SOHO is the Solar Heliospheric Observatory, is a project of international collaboration between  the European Space Agency and NASA to study the Sun from its deep core to the outer corona and the solar wind.  SOHO was launched on December 2, 1995. The SOHO spacecraft was built in Europe.  Together with ESA’s Cluster mission, SOHO is studying the Sun-Earth interaction from different perspectives. 

The spacecraft is located in interstellar space part way to the sun (four times the distance of the moon from earth).  It stays in a constant position that allows the combined gravity of the Earth and Sun to keep SOHO in an orbit locked to the Earth-Sun line.  The mission was originally supposed to conclude in 1997.  However, the equipment has continued working so the mission has been extended five times.  The spacecraft was still sending images, video, and data, through 2012.


SOHO was designed to answer the following three fundamental scientific questions about the Sun:
--What is the structure and dynamics of the sun?
 --Why does the solar corona exist and how is it heated to the extremely high temperature of about 1,000,000°C?

--Where is the solar wind produced and how is it accelerated?
Clues on the solar interior come from studying seismic waves that are produced in the turbulent outer shell of the Sun and which appear as ripples on its surface.

Research results have revealed the first images ever of a star's convection zone (its turbulent outer shell) and of the structure of sunspots below the surface.

The mission has provided the most detailed and precise measurements of the temperature structure, the interior rotation, and the gas flows in the solar interior.

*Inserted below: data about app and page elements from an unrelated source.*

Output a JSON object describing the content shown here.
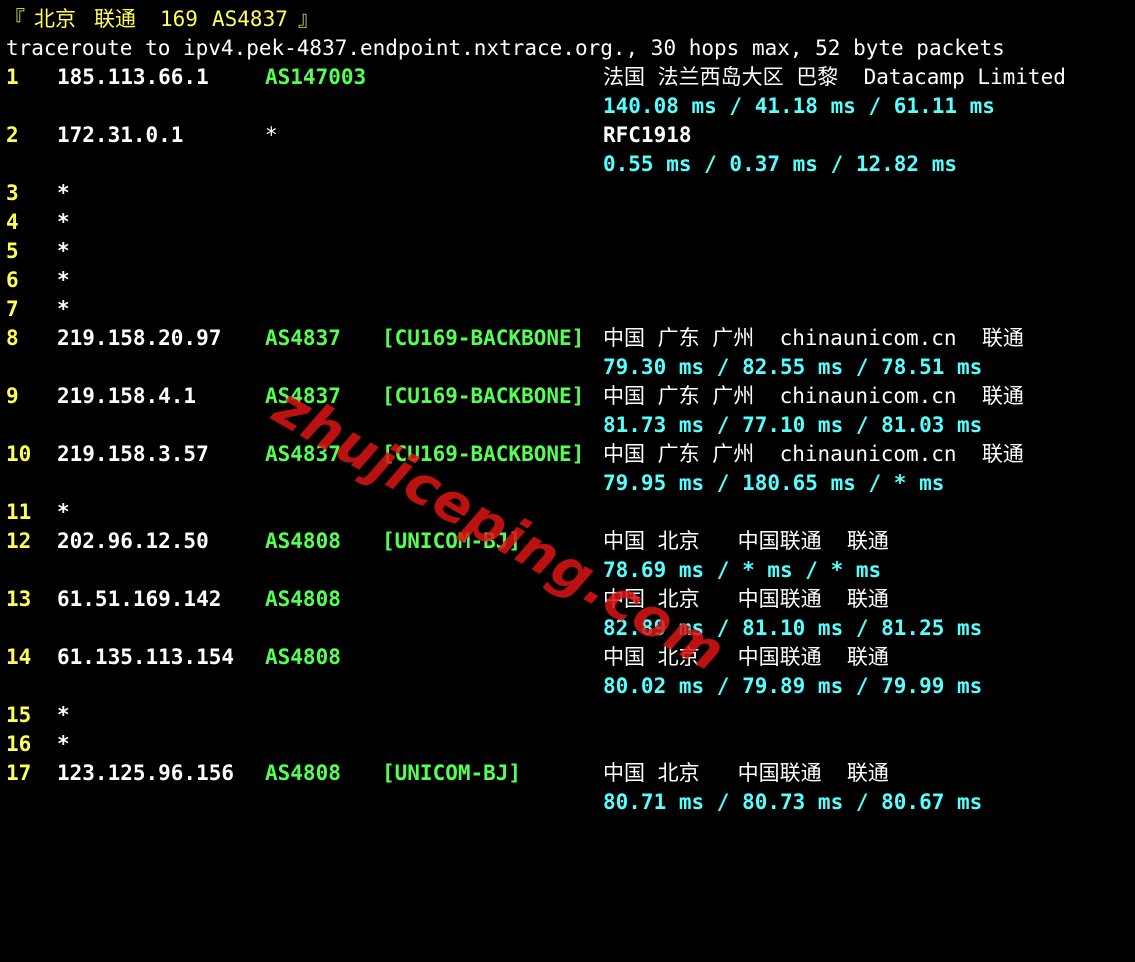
{
  "colors": {
    "background": "#000000",
    "hop_number": "#ffff54",
    "ip": "#ffffff",
    "asn": "#54ff54",
    "latency": "#54ffff",
    "watermark": "#dc1414"
  },
  "header": {
    "bracket_open": "『",
    "city": "北京",
    "isp": "联通",
    "code": "169",
    "asn": "AS4837",
    "bracket_close": "』"
  },
  "command_line": "traceroute to ipv4.pek-4837.endpoint.nxtrace.org., 30 hops max, 52 byte packets",
  "hops": {
    "h1": {
      "num": "1",
      "ip": "185.113.66.1",
      "asn": "AS147003",
      "geo": "法国 法兰西岛大区 巴黎  Datacamp Limited",
      "rtt": "140.08 ms / 41.18 ms / 61.11 ms"
    },
    "h2": {
      "num": "2",
      "ip": "172.31.0.1",
      "asn": "*",
      "geo": "RFC1918",
      "rtt": "0.55 ms / 0.37 ms / 12.82 ms"
    },
    "h3": {
      "num": "3",
      "star": "*"
    },
    "h4": {
      "num": "4",
      "star": "*"
    },
    "h5": {
      "num": "5",
      "star": "*"
    },
    "h6": {
      "num": "6",
      "star": "*"
    },
    "h7": {
      "num": "7",
      "star": "*"
    },
    "h8": {
      "num": "8",
      "ip": "219.158.20.97",
      "asn": "AS4837",
      "tag": "[CU169-BACKBONE]",
      "geo": "中国 广东 广州  chinaunicom.cn  联通",
      "rtt": "79.30 ms / 82.55 ms / 78.51 ms"
    },
    "h9": {
      "num": "9",
      "ip": "219.158.4.1",
      "asn": "AS4837",
      "tag": "[CU169-BACKBONE]",
      "geo": "中国 广东 广州  chinaunicom.cn  联通",
      "rtt": "81.73 ms / 77.10 ms / 81.03 ms"
    },
    "h10": {
      "num": "10",
      "ip": "219.158.3.57",
      "asn": "AS4837",
      "tag": "[CU169-BACKBONE]",
      "geo": "中国 广东 广州  chinaunicom.cn  联通",
      "rtt": "79.95 ms / 180.65 ms / * ms"
    },
    "h11": {
      "num": "11",
      "star": "*"
    },
    "h12": {
      "num": "12",
      "ip": "202.96.12.50",
      "asn": "AS4808",
      "tag": "[UNICOM-BJ]",
      "geo": "中国 北京   中国联通  联通",
      "rtt": "78.69 ms / * ms / * ms"
    },
    "h13": {
      "num": "13",
      "ip": "61.51.169.142",
      "asn": "AS4808",
      "geo": "中国 北京   中国联通  联通",
      "rtt": "82.89 ms / 81.10 ms / 81.25 ms"
    },
    "h14": {
      "num": "14",
      "ip": "61.135.113.154",
      "asn": "AS4808",
      "geo": "中国 北京   中国联通  联通",
      "rtt": "80.02 ms / 79.89 ms / 79.99 ms"
    },
    "h15": {
      "num": "15",
      "star": "*"
    },
    "h16": {
      "num": "16",
      "star": "*"
    },
    "h17": {
      "num": "17",
      "ip": "123.125.96.156",
      "asn": "AS4808",
      "tag": "[UNICOM-BJ]",
      "geo": "中国 北京   中国联通  联通",
      "rtt": "80.71 ms / 80.73 ms / 80.67 ms"
    }
  },
  "watermark": "zhujiceping.com"
}
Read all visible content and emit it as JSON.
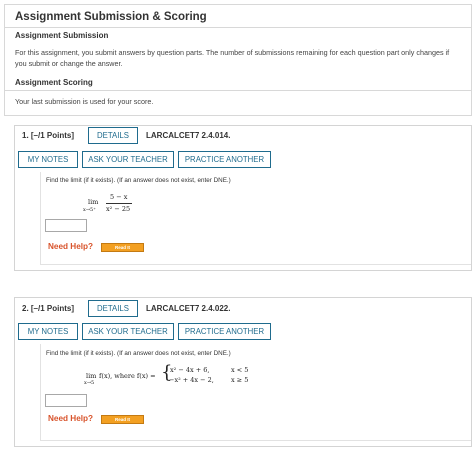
{
  "page": {
    "title": "Assignment Submission & Scoring",
    "submission_heading": "Assignment Submission",
    "submission_text": "For this assignment, you submit answers by question parts. The number of submissions remaining for each question part only changes if you submit or change the answer.",
    "scoring_heading": "Assignment Scoring",
    "scoring_text": "Your last submission is used for your score."
  },
  "questions": [
    {
      "label": "1. [–/1 Points]",
      "details": "DETAILS",
      "code": "LARCALCET7 2.4.014.",
      "my_notes": "MY NOTES",
      "ask_teacher": "ASK YOUR TEACHER",
      "practice": "PRACTICE ANOTHER",
      "prompt": "Find the limit (if it exists). (If an answer does not exist, enter DNE.)",
      "lim": "lim",
      "lim_sub": "x→5⁺",
      "numerator": "5 − x",
      "denominator": "x² − 25",
      "need_help": "Need Help?",
      "read_it": "Read It"
    },
    {
      "label": "2. [–/1 Points]",
      "details": "DETAILS",
      "code": "LARCALCET7 2.4.022.",
      "my_notes": "MY NOTES",
      "ask_teacher": "ASK YOUR TEACHER",
      "practice": "PRACTICE ANOTHER",
      "prompt": "Find the limit (if it exists). (If an answer does not exist, enter DNE.)",
      "lim": "lim",
      "lim_sub": "x→5",
      "expr": "f(x), where f(x) =",
      "case1": "x² − 4x + 6,",
      "cond1": "x < 5",
      "case2": "−x² + 4x − 2,",
      "cond2": "x ≥ 5",
      "need_help": "Need Help?",
      "read_it": "Read It"
    }
  ]
}
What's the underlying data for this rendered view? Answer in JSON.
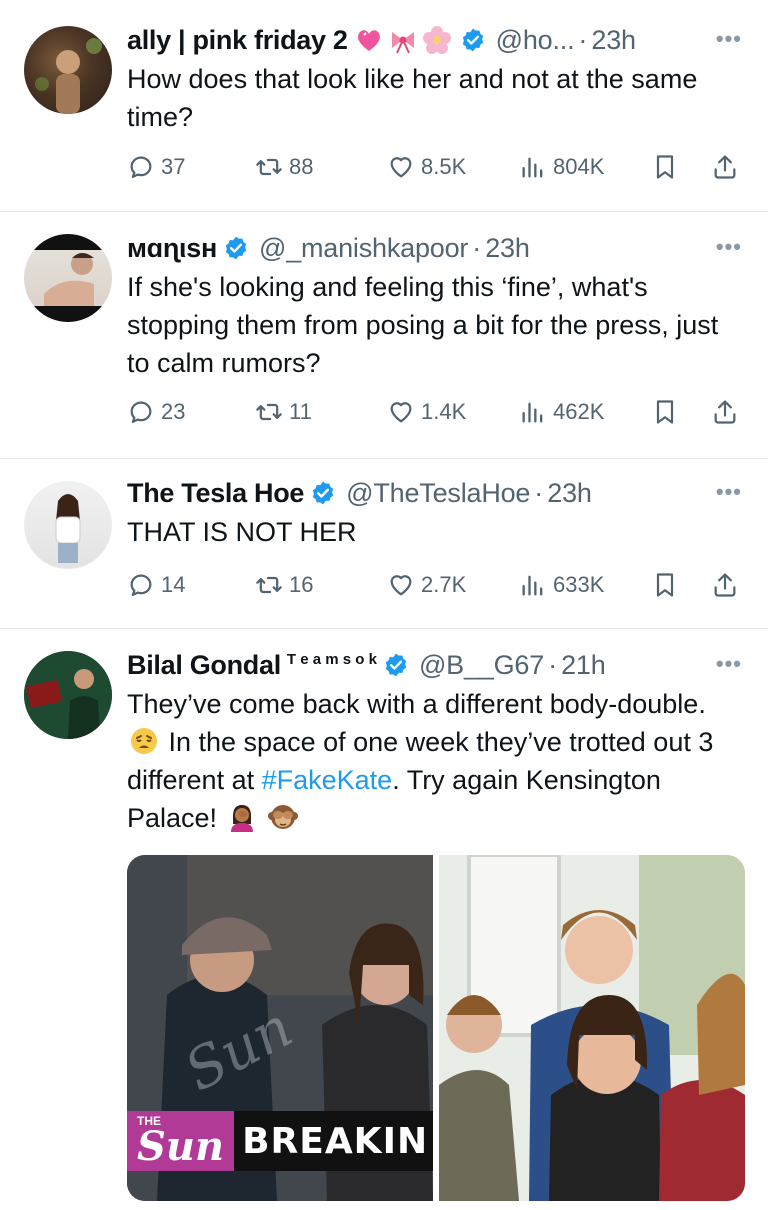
{
  "tweets": [
    {
      "name": "ally | pink friday 2",
      "name_emojis": [
        "heart-icon",
        "bow-icon",
        "flower-icon"
      ],
      "handle": "@ho...",
      "time": "23h",
      "text": "How does that look like her and not at the same time?",
      "replies": "37",
      "retweets": "88",
      "likes": "8.5K",
      "views": "804K"
    },
    {
      "name": "ᴍɑɳιsʜ",
      "handle": "@_manishkapoor",
      "time": "23h",
      "text": "If she's looking and feeling this ‘fine’, what's stopping them from posing a bit for the press, just to calm rumors?",
      "replies": "23",
      "retweets": "11",
      "likes": "1.4K",
      "views": "462K"
    },
    {
      "name": "The Tesla Hoe",
      "handle": "@TheTeslaHoe",
      "time": "23h",
      "text": "THAT IS NOT HER",
      "replies": "14",
      "retweets": "16",
      "likes": "2.7K",
      "views": "633K"
    },
    {
      "name": "Bilal Gondal",
      "name_suffix": "T e a m s o k",
      "handle": "@B__G67",
      "time": "21h",
      "text_part1": "They’ve come back with a different body-double.",
      "text_part2": " In the space of one week they’ve trotted out 3 different at ",
      "hashtag": "#FakeKate",
      "text_part3": ". Try again Kensington Palace!",
      "media_left_logo": "Sun",
      "media_left_logo_top": "THE",
      "media_left_banner": "BREAKIN"
    }
  ],
  "more_label": "•••",
  "dot": "·",
  "colors": {
    "accent": "#1d9bf0",
    "muted": "#536471",
    "verified": "#1d9bf0"
  }
}
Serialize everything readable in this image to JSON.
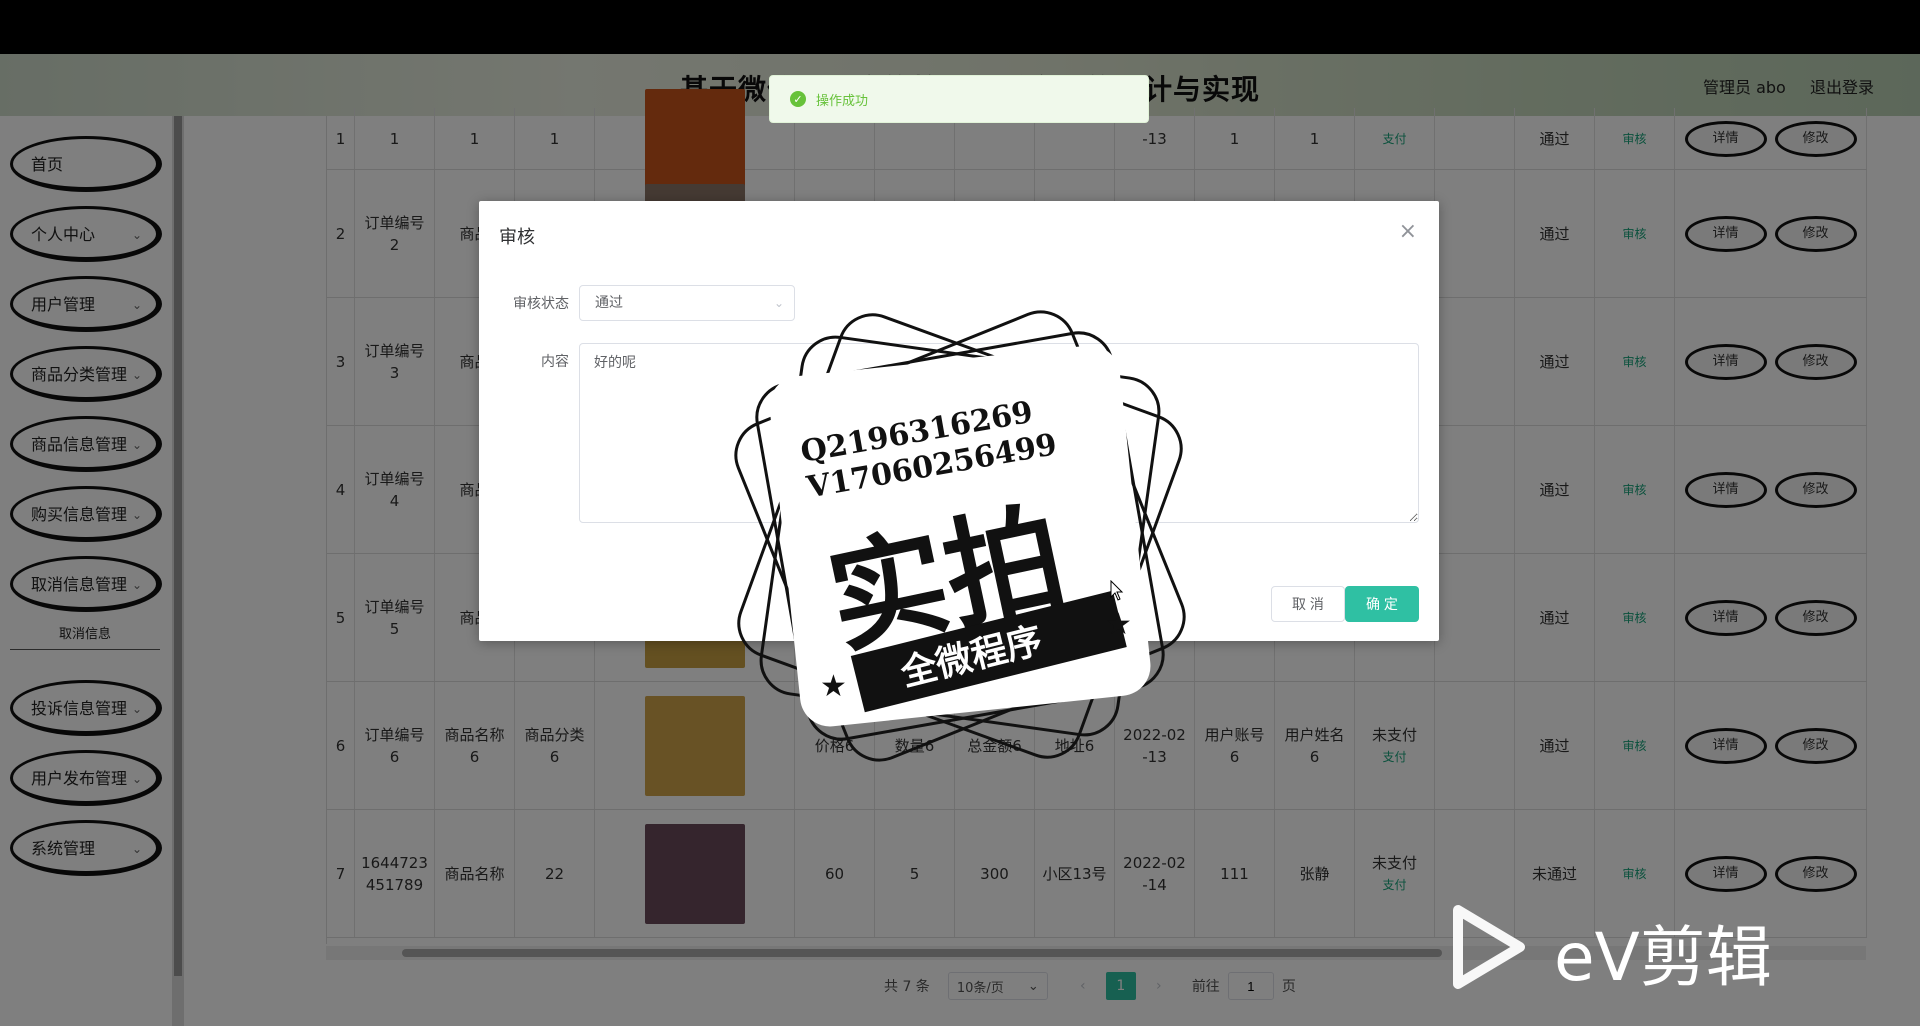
{
  "header": {
    "title": "基于微信小程序的校园二手交易的设计与实现",
    "admin": "管理员 abo",
    "logout": "退出登录"
  },
  "sidebar": {
    "items": [
      {
        "label": "首页",
        "has_chevron": false
      },
      {
        "label": "个人中心",
        "has_chevron": true
      },
      {
        "label": "用户管理",
        "has_chevron": true
      },
      {
        "label": "商品分类管理",
        "has_chevron": true
      },
      {
        "label": "商品信息管理",
        "has_chevron": true
      },
      {
        "label": "购买信息管理",
        "has_chevron": true
      },
      {
        "label": "取消信息管理",
        "has_chevron": true
      },
      {
        "label": "投诉信息管理",
        "has_chevron": true
      },
      {
        "label": "用户发布管理",
        "has_chevron": true
      },
      {
        "label": "系统管理",
        "has_chevron": true
      }
    ],
    "submenu": "取消信息"
  },
  "table": {
    "rows": [
      {
        "idx": "1",
        "order": "1",
        "name": "1",
        "cat": "1",
        "price": "",
        "qty": "",
        "total": "",
        "addr": "",
        "date": "-13",
        "account": "1",
        "uname": "1",
        "pay_status": "",
        "pay_link": "支付",
        "audit": "通过",
        "audit_link": "审核",
        "detail": "详情",
        "edit": "修改",
        "img_color": "#c8541a"
      },
      {
        "idx": "2",
        "order": "订单编号2",
        "name": "商品",
        "cat": "",
        "price": "",
        "qty": "",
        "total": "",
        "addr": "",
        "date": "",
        "account": "",
        "uname": "",
        "pay_status": "",
        "pay_link": "",
        "audit": "通过",
        "audit_link": "审核",
        "detail": "详情",
        "edit": "修改",
        "img_color": "#8a7566"
      },
      {
        "idx": "3",
        "order": "订单编号3",
        "name": "商品",
        "cat": "",
        "price": "",
        "qty": "",
        "total": "",
        "addr": "",
        "date": "",
        "account": "",
        "uname": "",
        "pay_status": "",
        "pay_link": "",
        "audit": "通过",
        "audit_link": "审核",
        "detail": "详情",
        "edit": "修改",
        "img_color": ""
      },
      {
        "idx": "4",
        "order": "订单编号4",
        "name": "商品",
        "cat": "",
        "price": "",
        "qty": "",
        "total": "",
        "addr": "",
        "date": "",
        "account": "",
        "uname": "",
        "pay_status": "",
        "pay_link": "",
        "audit": "通过",
        "audit_link": "审核",
        "detail": "详情",
        "edit": "修改",
        "img_color": ""
      },
      {
        "idx": "5",
        "order": "订单编号5",
        "name": "商品",
        "cat": "",
        "price": "",
        "qty": "",
        "total": "",
        "addr": "",
        "date": "",
        "account": "",
        "uname": "",
        "pay_status": "",
        "pay_link": "",
        "audit": "通过",
        "audit_link": "审核",
        "detail": "详情",
        "edit": "修改",
        "img_color": "#c9a042"
      },
      {
        "idx": "6",
        "order": "订单编号6",
        "name": "商品名称6",
        "cat": "商品分类6",
        "price": "价格6",
        "qty": "数量6",
        "total": "总金额6",
        "addr": "地址6",
        "date": "2022-02-13",
        "account": "用户账号6",
        "uname": "用户姓名6",
        "pay_status": "未支付",
        "pay_link": "支付",
        "audit": "通过",
        "audit_link": "审核",
        "detail": "详情",
        "edit": "修改",
        "img_color": "#d1a54a"
      },
      {
        "idx": "7",
        "order": "1644723451789",
        "name": "商品名称",
        "cat": "22",
        "price": "60",
        "qty": "5",
        "total": "300",
        "addr": "小区13号",
        "date": "2022-02-14",
        "account": "111",
        "uname": "张静",
        "pay_status": "未支付",
        "pay_link": "支付",
        "audit": "未通过",
        "audit_link": "审核",
        "detail": "详情",
        "edit": "修改",
        "img_color": "#6b4a5a"
      }
    ]
  },
  "pager": {
    "total": "共 7 条",
    "page_size": "10条/页",
    "current": "1",
    "goto_label": "前往",
    "goto_value": "1",
    "page_suffix": "页"
  },
  "toast": {
    "text": "操作成功",
    "color": "#67c23a"
  },
  "dialog": {
    "title": "审核",
    "status_label": "审核状态",
    "status_value": "通过",
    "content_label": "内容",
    "content_value": "好的呢",
    "cancel": "取 消",
    "confirm": "确 定",
    "accent": "#2fc0a3"
  },
  "watermark": {
    "line1": "Q2196316269",
    "line2": "V17060256499",
    "big": "实拍",
    "banner": "全微程序"
  },
  "ev_logo": {
    "text": "eV剪辑"
  }
}
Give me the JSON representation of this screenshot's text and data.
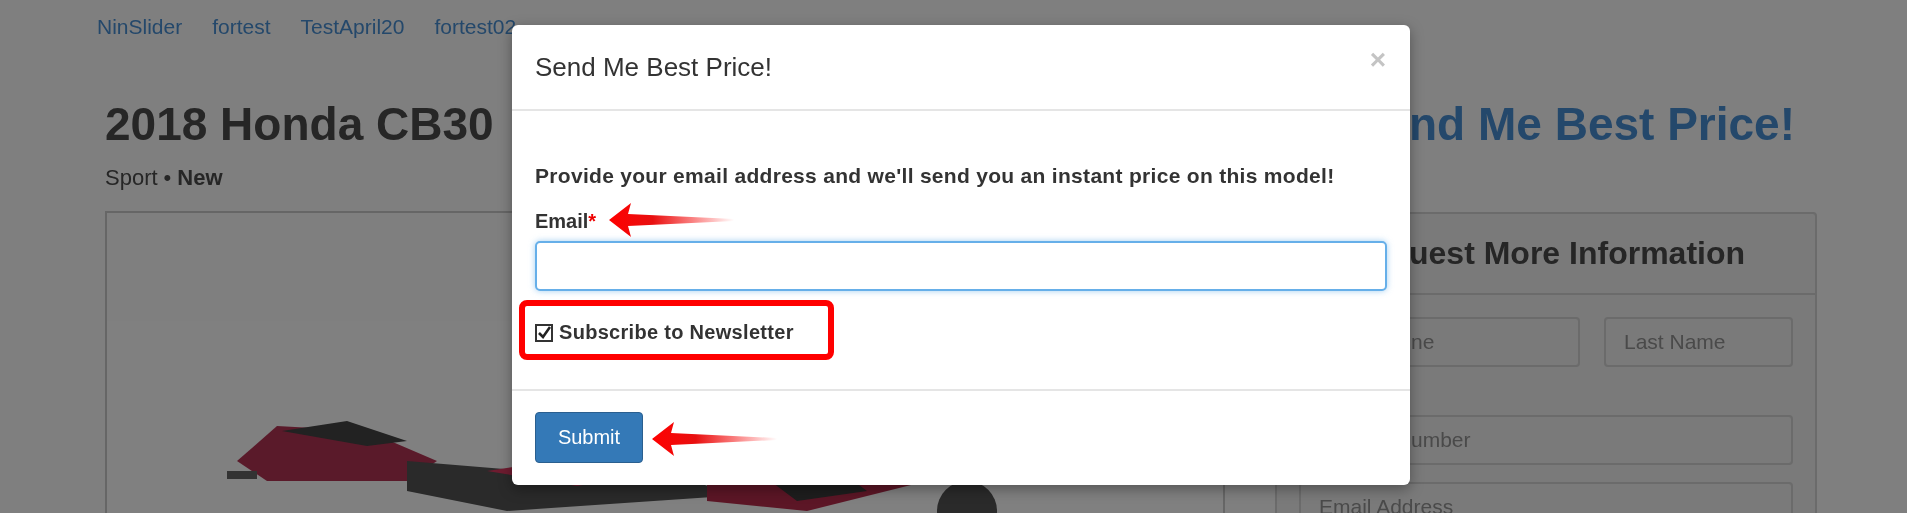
{
  "nav": {
    "links": [
      "NinSlider",
      "fortest",
      "TestApril20",
      "fortest02"
    ]
  },
  "product": {
    "title": "2018 Honda CB30",
    "category": "Sport",
    "separator": "•",
    "condition": "New"
  },
  "side": {
    "heading": "nd Me Best Price!",
    "panel_title": "uest More Information",
    "field_rows": [
      [
        "ne",
        "Last Name"
      ],
      [
        "umber"
      ],
      [
        "Email Address"
      ]
    ]
  },
  "modal": {
    "title": "Send Me Best Price!",
    "close": "×",
    "intro": "Provide your email address and we'll send you an instant price on this model!",
    "email_label": "Email",
    "required_mark": "*",
    "subscribe": {
      "label": "Subscribe to Newsletter",
      "checked": true
    },
    "submit": "Submit"
  }
}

SOHO has monitored the total solar irradiance as well as variations in the extreme ultra violet flux of the sun which is important to understand how the sun affects the Earth's weather.
Instruments can now measure and track the acceleration and changes in the speed of solar wind.
Using SOHA equipment scientists can study and identify the source regions and acceleration mechanism of the fast solar winds generated at the poles of the sun.
The mission has discovered new dynamic solar phenomena such as coronal waves and solar tornadoes.
Data from SOHO has revolutionized our ability to forecast space weather.  Scientists can now provide up to a three day notice of earth-directed disturbances,which is an early warning system of possibly dangerous space weather.
SOHA has become the most prolific discoverer of comets.  As of January 2011, more than 2,000 comets have been found by this mission.